Tuesday, April 21, 2009
In search of lost time
I'm in Houston this evening, here for my final round of thesis and dissertation defenses by grad students -- my last working day at the University of Houston. A very odd feeling, after a decade. I won't be walking into that familiar building any more,a 30's hall of offices and classrooms, the first air-conditioned college building in Ameria, I'm told, built of limestone blocks all marbled and speckled with fossils, the caught lives of ancient seas.
My ten years in Texas feel like an intricate, layered expanse of time, during which the program where I've taught has had several different sorts of atmospheres. And during which my relationship with Houston has shifted several times, too. I wrote an essay about the city for Smithsonian Magazine that tries to think about the odd ways it got under my skin, and made me start to feel at home in a place that isn't, on the surface of things, a place I thought I'd like.
And now I'm done, and wondering a little what I will miss. A certain chatty good-naturedness, exemplified by the people at Baby Barnaby's, my favorite breakfast place. Huge Gulf Coast clouds. My gym. Splendid conversations with graduate poetry students so intent on seeing into the workings of poems. The vegetarian tamales at Berryhill's. Knowing there's a small-but-immense brooding temple of Rothkos down the street. Sitting out by a swimming pool on a warm night in April.

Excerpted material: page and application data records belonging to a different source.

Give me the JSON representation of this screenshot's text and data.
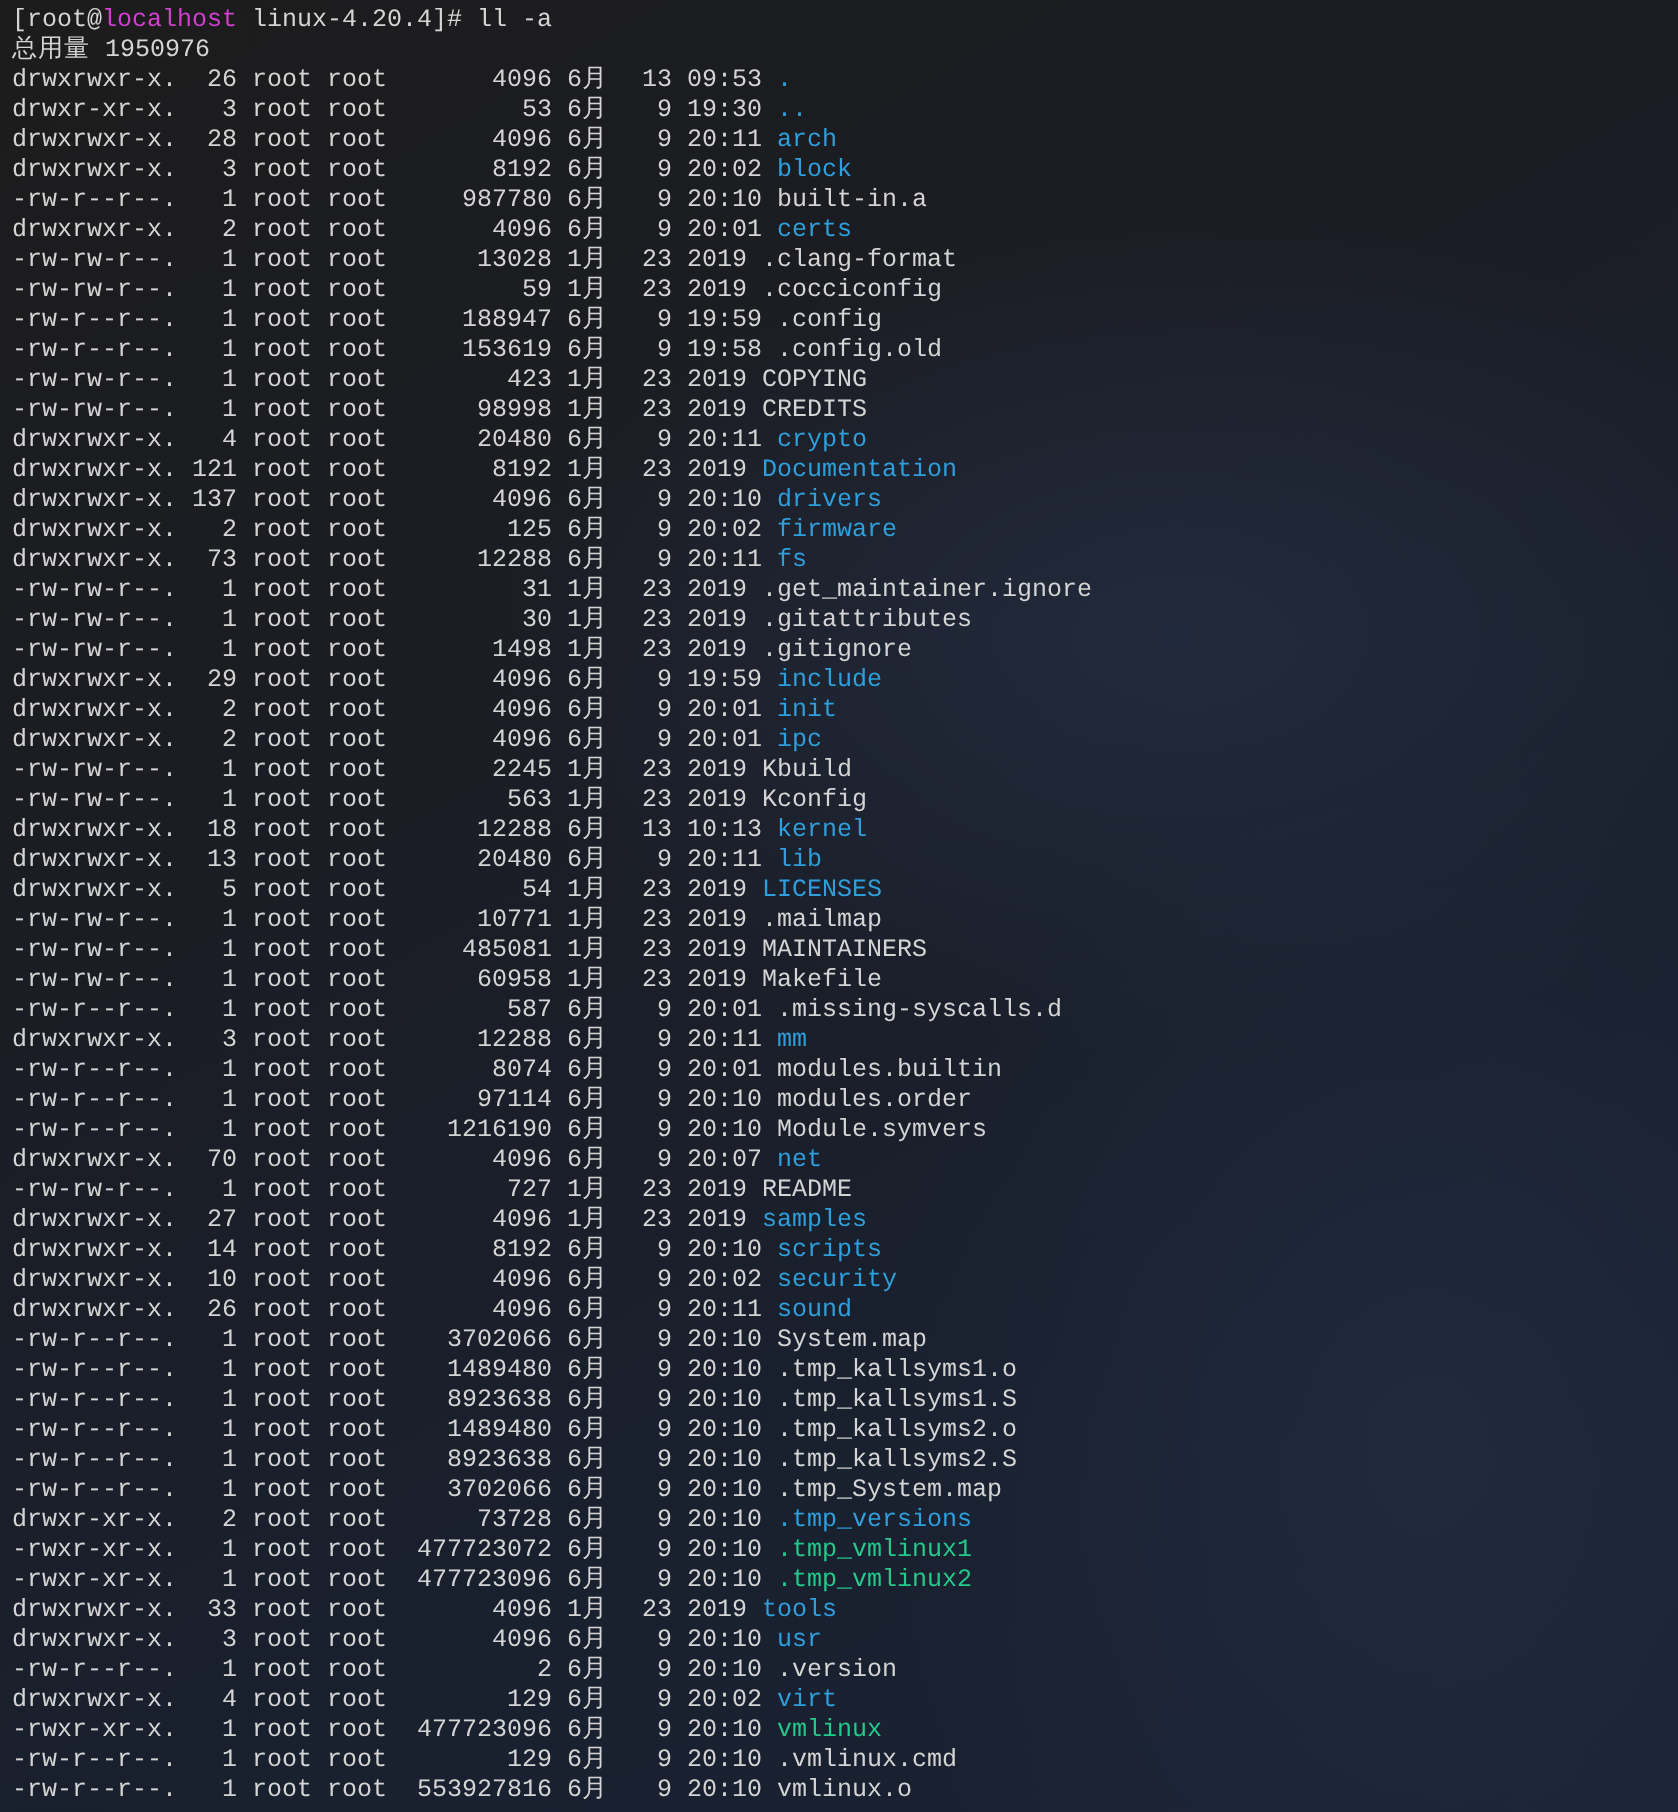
{
  "prompt": {
    "before": "[root@",
    "host": "localhost",
    "after": " linux-4.20.4]# ll -a"
  },
  "total": "总用量 1950976",
  "rows": [
    {
      "perms": "drwxrwxr-x.",
      "links": "26",
      "owner": "root",
      "group": "root",
      "size": "4096",
      "month": "6月",
      "day": "13",
      "time": "09:53",
      "name": ".",
      "kind": "dir"
    },
    {
      "perms": "drwxr-xr-x.",
      "links": "3",
      "owner": "root",
      "group": "root",
      "size": "53",
      "month": "6月",
      "day": "9",
      "time": "19:30",
      "name": "..",
      "kind": "dir"
    },
    {
      "perms": "drwxrwxr-x.",
      "links": "28",
      "owner": "root",
      "group": "root",
      "size": "4096",
      "month": "6月",
      "day": "9",
      "time": "20:11",
      "name": "arch",
      "kind": "dir"
    },
    {
      "perms": "drwxrwxr-x.",
      "links": "3",
      "owner": "root",
      "group": "root",
      "size": "8192",
      "month": "6月",
      "day": "9",
      "time": "20:02",
      "name": "block",
      "kind": "dir"
    },
    {
      "perms": "-rw-r--r--.",
      "links": "1",
      "owner": "root",
      "group": "root",
      "size": "987780",
      "month": "6月",
      "day": "9",
      "time": "20:10",
      "name": "built-in.a",
      "kind": "file"
    },
    {
      "perms": "drwxrwxr-x.",
      "links": "2",
      "owner": "root",
      "group": "root",
      "size": "4096",
      "month": "6月",
      "day": "9",
      "time": "20:01",
      "name": "certs",
      "kind": "dir"
    },
    {
      "perms": "-rw-rw-r--.",
      "links": "1",
      "owner": "root",
      "group": "root",
      "size": "13028",
      "month": "1月",
      "day": "23",
      "time": "2019",
      "name": ".clang-format",
      "kind": "file"
    },
    {
      "perms": "-rw-rw-r--.",
      "links": "1",
      "owner": "root",
      "group": "root",
      "size": "59",
      "month": "1月",
      "day": "23",
      "time": "2019",
      "name": ".cocciconfig",
      "kind": "file"
    },
    {
      "perms": "-rw-r--r--.",
      "links": "1",
      "owner": "root",
      "group": "root",
      "size": "188947",
      "month": "6月",
      "day": "9",
      "time": "19:59",
      "name": ".config",
      "kind": "file"
    },
    {
      "perms": "-rw-r--r--.",
      "links": "1",
      "owner": "root",
      "group": "root",
      "size": "153619",
      "month": "6月",
      "day": "9",
      "time": "19:58",
      "name": ".config.old",
      "kind": "file"
    },
    {
      "perms": "-rw-rw-r--.",
      "links": "1",
      "owner": "root",
      "group": "root",
      "size": "423",
      "month": "1月",
      "day": "23",
      "time": "2019",
      "name": "COPYING",
      "kind": "file"
    },
    {
      "perms": "-rw-rw-r--.",
      "links": "1",
      "owner": "root",
      "group": "root",
      "size": "98998",
      "month": "1月",
      "day": "23",
      "time": "2019",
      "name": "CREDITS",
      "kind": "file"
    },
    {
      "perms": "drwxrwxr-x.",
      "links": "4",
      "owner": "root",
      "group": "root",
      "size": "20480",
      "month": "6月",
      "day": "9",
      "time": "20:11",
      "name": "crypto",
      "kind": "dir"
    },
    {
      "perms": "drwxrwxr-x.",
      "links": "121",
      "owner": "root",
      "group": "root",
      "size": "8192",
      "month": "1月",
      "day": "23",
      "time": "2019",
      "name": "Documentation",
      "kind": "dir"
    },
    {
      "perms": "drwxrwxr-x.",
      "links": "137",
      "owner": "root",
      "group": "root",
      "size": "4096",
      "month": "6月",
      "day": "9",
      "time": "20:10",
      "name": "drivers",
      "kind": "dir"
    },
    {
      "perms": "drwxrwxr-x.",
      "links": "2",
      "owner": "root",
      "group": "root",
      "size": "125",
      "month": "6月",
      "day": "9",
      "time": "20:02",
      "name": "firmware",
      "kind": "dir"
    },
    {
      "perms": "drwxrwxr-x.",
      "links": "73",
      "owner": "root",
      "group": "root",
      "size": "12288",
      "month": "6月",
      "day": "9",
      "time": "20:11",
      "name": "fs",
      "kind": "dir"
    },
    {
      "perms": "-rw-rw-r--.",
      "links": "1",
      "owner": "root",
      "group": "root",
      "size": "31",
      "month": "1月",
      "day": "23",
      "time": "2019",
      "name": ".get_maintainer.ignore",
      "kind": "file"
    },
    {
      "perms": "-rw-rw-r--.",
      "links": "1",
      "owner": "root",
      "group": "root",
      "size": "30",
      "month": "1月",
      "day": "23",
      "time": "2019",
      "name": ".gitattributes",
      "kind": "file"
    },
    {
      "perms": "-rw-rw-r--.",
      "links": "1",
      "owner": "root",
      "group": "root",
      "size": "1498",
      "month": "1月",
      "day": "23",
      "time": "2019",
      "name": ".gitignore",
      "kind": "file"
    },
    {
      "perms": "drwxrwxr-x.",
      "links": "29",
      "owner": "root",
      "group": "root",
      "size": "4096",
      "month": "6月",
      "day": "9",
      "time": "19:59",
      "name": "include",
      "kind": "dir"
    },
    {
      "perms": "drwxrwxr-x.",
      "links": "2",
      "owner": "root",
      "group": "root",
      "size": "4096",
      "month": "6月",
      "day": "9",
      "time": "20:01",
      "name": "init",
      "kind": "dir"
    },
    {
      "perms": "drwxrwxr-x.",
      "links": "2",
      "owner": "root",
      "group": "root",
      "size": "4096",
      "month": "6月",
      "day": "9",
      "time": "20:01",
      "name": "ipc",
      "kind": "dir"
    },
    {
      "perms": "-rw-rw-r--.",
      "links": "1",
      "owner": "root",
      "group": "root",
      "size": "2245",
      "month": "1月",
      "day": "23",
      "time": "2019",
      "name": "Kbuild",
      "kind": "file"
    },
    {
      "perms": "-rw-rw-r--.",
      "links": "1",
      "owner": "root",
      "group": "root",
      "size": "563",
      "month": "1月",
      "day": "23",
      "time": "2019",
      "name": "Kconfig",
      "kind": "file"
    },
    {
      "perms": "drwxrwxr-x.",
      "links": "18",
      "owner": "root",
      "group": "root",
      "size": "12288",
      "month": "6月",
      "day": "13",
      "time": "10:13",
      "name": "kernel",
      "kind": "dir"
    },
    {
      "perms": "drwxrwxr-x.",
      "links": "13",
      "owner": "root",
      "group": "root",
      "size": "20480",
      "month": "6月",
      "day": "9",
      "time": "20:11",
      "name": "lib",
      "kind": "dir"
    },
    {
      "perms": "drwxrwxr-x.",
      "links": "5",
      "owner": "root",
      "group": "root",
      "size": "54",
      "month": "1月",
      "day": "23",
      "time": "2019",
      "name": "LICENSES",
      "kind": "dir"
    },
    {
      "perms": "-rw-rw-r--.",
      "links": "1",
      "owner": "root",
      "group": "root",
      "size": "10771",
      "month": "1月",
      "day": "23",
      "time": "2019",
      "name": ".mailmap",
      "kind": "file"
    },
    {
      "perms": "-rw-rw-r--.",
      "links": "1",
      "owner": "root",
      "group": "root",
      "size": "485081",
      "month": "1月",
      "day": "23",
      "time": "2019",
      "name": "MAINTAINERS",
      "kind": "file"
    },
    {
      "perms": "-rw-rw-r--.",
      "links": "1",
      "owner": "root",
      "group": "root",
      "size": "60958",
      "month": "1月",
      "day": "23",
      "time": "2019",
      "name": "Makefile",
      "kind": "file"
    },
    {
      "perms": "-rw-r--r--.",
      "links": "1",
      "owner": "root",
      "group": "root",
      "size": "587",
      "month": "6月",
      "day": "9",
      "time": "20:01",
      "name": ".missing-syscalls.d",
      "kind": "file"
    },
    {
      "perms": "drwxrwxr-x.",
      "links": "3",
      "owner": "root",
      "group": "root",
      "size": "12288",
      "month": "6月",
      "day": "9",
      "time": "20:11",
      "name": "mm",
      "kind": "dir"
    },
    {
      "perms": "-rw-r--r--.",
      "links": "1",
      "owner": "root",
      "group": "root",
      "size": "8074",
      "month": "6月",
      "day": "9",
      "time": "20:01",
      "name": "modules.builtin",
      "kind": "file"
    },
    {
      "perms": "-rw-r--r--.",
      "links": "1",
      "owner": "root",
      "group": "root",
      "size": "97114",
      "month": "6月",
      "day": "9",
      "time": "20:10",
      "name": "modules.order",
      "kind": "file"
    },
    {
      "perms": "-rw-r--r--.",
      "links": "1",
      "owner": "root",
      "group": "root",
      "size": "1216190",
      "month": "6月",
      "day": "9",
      "time": "20:10",
      "name": "Module.symvers",
      "kind": "file"
    },
    {
      "perms": "drwxrwxr-x.",
      "links": "70",
      "owner": "root",
      "group": "root",
      "size": "4096",
      "month": "6月",
      "day": "9",
      "time": "20:07",
      "name": "net",
      "kind": "dir"
    },
    {
      "perms": "-rw-rw-r--.",
      "links": "1",
      "owner": "root",
      "group": "root",
      "size": "727",
      "month": "1月",
      "day": "23",
      "time": "2019",
      "name": "README",
      "kind": "file"
    },
    {
      "perms": "drwxrwxr-x.",
      "links": "27",
      "owner": "root",
      "group": "root",
      "size": "4096",
      "month": "1月",
      "day": "23",
      "time": "2019",
      "name": "samples",
      "kind": "dir"
    },
    {
      "perms": "drwxrwxr-x.",
      "links": "14",
      "owner": "root",
      "group": "root",
      "size": "8192",
      "month": "6月",
      "day": "9",
      "time": "20:10",
      "name": "scripts",
      "kind": "dir"
    },
    {
      "perms": "drwxrwxr-x.",
      "links": "10",
      "owner": "root",
      "group": "root",
      "size": "4096",
      "month": "6月",
      "day": "9",
      "time": "20:02",
      "name": "security",
      "kind": "dir"
    },
    {
      "perms": "drwxrwxr-x.",
      "links": "26",
      "owner": "root",
      "group": "root",
      "size": "4096",
      "month": "6月",
      "day": "9",
      "time": "20:11",
      "name": "sound",
      "kind": "dir"
    },
    {
      "perms": "-rw-r--r--.",
      "links": "1",
      "owner": "root",
      "group": "root",
      "size": "3702066",
      "month": "6月",
      "day": "9",
      "time": "20:10",
      "name": "System.map",
      "kind": "file"
    },
    {
      "perms": "-rw-r--r--.",
      "links": "1",
      "owner": "root",
      "group": "root",
      "size": "1489480",
      "month": "6月",
      "day": "9",
      "time": "20:10",
      "name": ".tmp_kallsyms1.o",
      "kind": "file"
    },
    {
      "perms": "-rw-r--r--.",
      "links": "1",
      "owner": "root",
      "group": "root",
      "size": "8923638",
      "month": "6月",
      "day": "9",
      "time": "20:10",
      "name": ".tmp_kallsyms1.S",
      "kind": "file"
    },
    {
      "perms": "-rw-r--r--.",
      "links": "1",
      "owner": "root",
      "group": "root",
      "size": "1489480",
      "month": "6月",
      "day": "9",
      "time": "20:10",
      "name": ".tmp_kallsyms2.o",
      "kind": "file"
    },
    {
      "perms": "-rw-r--r--.",
      "links": "1",
      "owner": "root",
      "group": "root",
      "size": "8923638",
      "month": "6月",
      "day": "9",
      "time": "20:10",
      "name": ".tmp_kallsyms2.S",
      "kind": "file"
    },
    {
      "perms": "-rw-r--r--.",
      "links": "1",
      "owner": "root",
      "group": "root",
      "size": "3702066",
      "month": "6月",
      "day": "9",
      "time": "20:10",
      "name": ".tmp_System.map",
      "kind": "file"
    },
    {
      "perms": "drwxr-xr-x.",
      "links": "2",
      "owner": "root",
      "group": "root",
      "size": "73728",
      "month": "6月",
      "day": "9",
      "time": "20:10",
      "name": ".tmp_versions",
      "kind": "dir"
    },
    {
      "perms": "-rwxr-xr-x.",
      "links": "1",
      "owner": "root",
      "group": "root",
      "size": "477723072",
      "month": "6月",
      "day": "9",
      "time": "20:10",
      "name": ".tmp_vmlinux1",
      "kind": "exec"
    },
    {
      "perms": "-rwxr-xr-x.",
      "links": "1",
      "owner": "root",
      "group": "root",
      "size": "477723096",
      "month": "6月",
      "day": "9",
      "time": "20:10",
      "name": ".tmp_vmlinux2",
      "kind": "exec"
    },
    {
      "perms": "drwxrwxr-x.",
      "links": "33",
      "owner": "root",
      "group": "root",
      "size": "4096",
      "month": "1月",
      "day": "23",
      "time": "2019",
      "name": "tools",
      "kind": "dir"
    },
    {
      "perms": "drwxrwxr-x.",
      "links": "3",
      "owner": "root",
      "group": "root",
      "size": "4096",
      "month": "6月",
      "day": "9",
      "time": "20:10",
      "name": "usr",
      "kind": "dir"
    },
    {
      "perms": "-rw-r--r--.",
      "links": "1",
      "owner": "root",
      "group": "root",
      "size": "2",
      "month": "6月",
      "day": "9",
      "time": "20:10",
      "name": ".version",
      "kind": "file"
    },
    {
      "perms": "drwxrwxr-x.",
      "links": "4",
      "owner": "root",
      "group": "root",
      "size": "129",
      "month": "6月",
      "day": "9",
      "time": "20:02",
      "name": "virt",
      "kind": "dir"
    },
    {
      "perms": "-rwxr-xr-x.",
      "links": "1",
      "owner": "root",
      "group": "root",
      "size": "477723096",
      "month": "6月",
      "day": "9",
      "time": "20:10",
      "name": "vmlinux",
      "kind": "exec"
    },
    {
      "perms": "-rw-r--r--.",
      "links": "1",
      "owner": "root",
      "group": "root",
      "size": "129",
      "month": "6月",
      "day": "9",
      "time": "20:10",
      "name": ".vmlinux.cmd",
      "kind": "file"
    },
    {
      "perms": "-rw-r--r--.",
      "links": "1",
      "owner": "root",
      "group": "root",
      "size": "553927816",
      "month": "6月",
      "day": "9",
      "time": "20:10",
      "name": "vmlinux.o",
      "kind": "file"
    }
  ]
}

I'm not sure why I have the urge to juxtapose this with the news story I read today about the discovery of a very well-preserved baby mammoth. A month old, more-or-less pickled by the muddy clay in which she drowned, and her mother's milk still in her stomach, after forty thousand years. Her photo's lovely and moving, I think.
Surely one of the pleasures of blogging is curatorial, placing things side by side.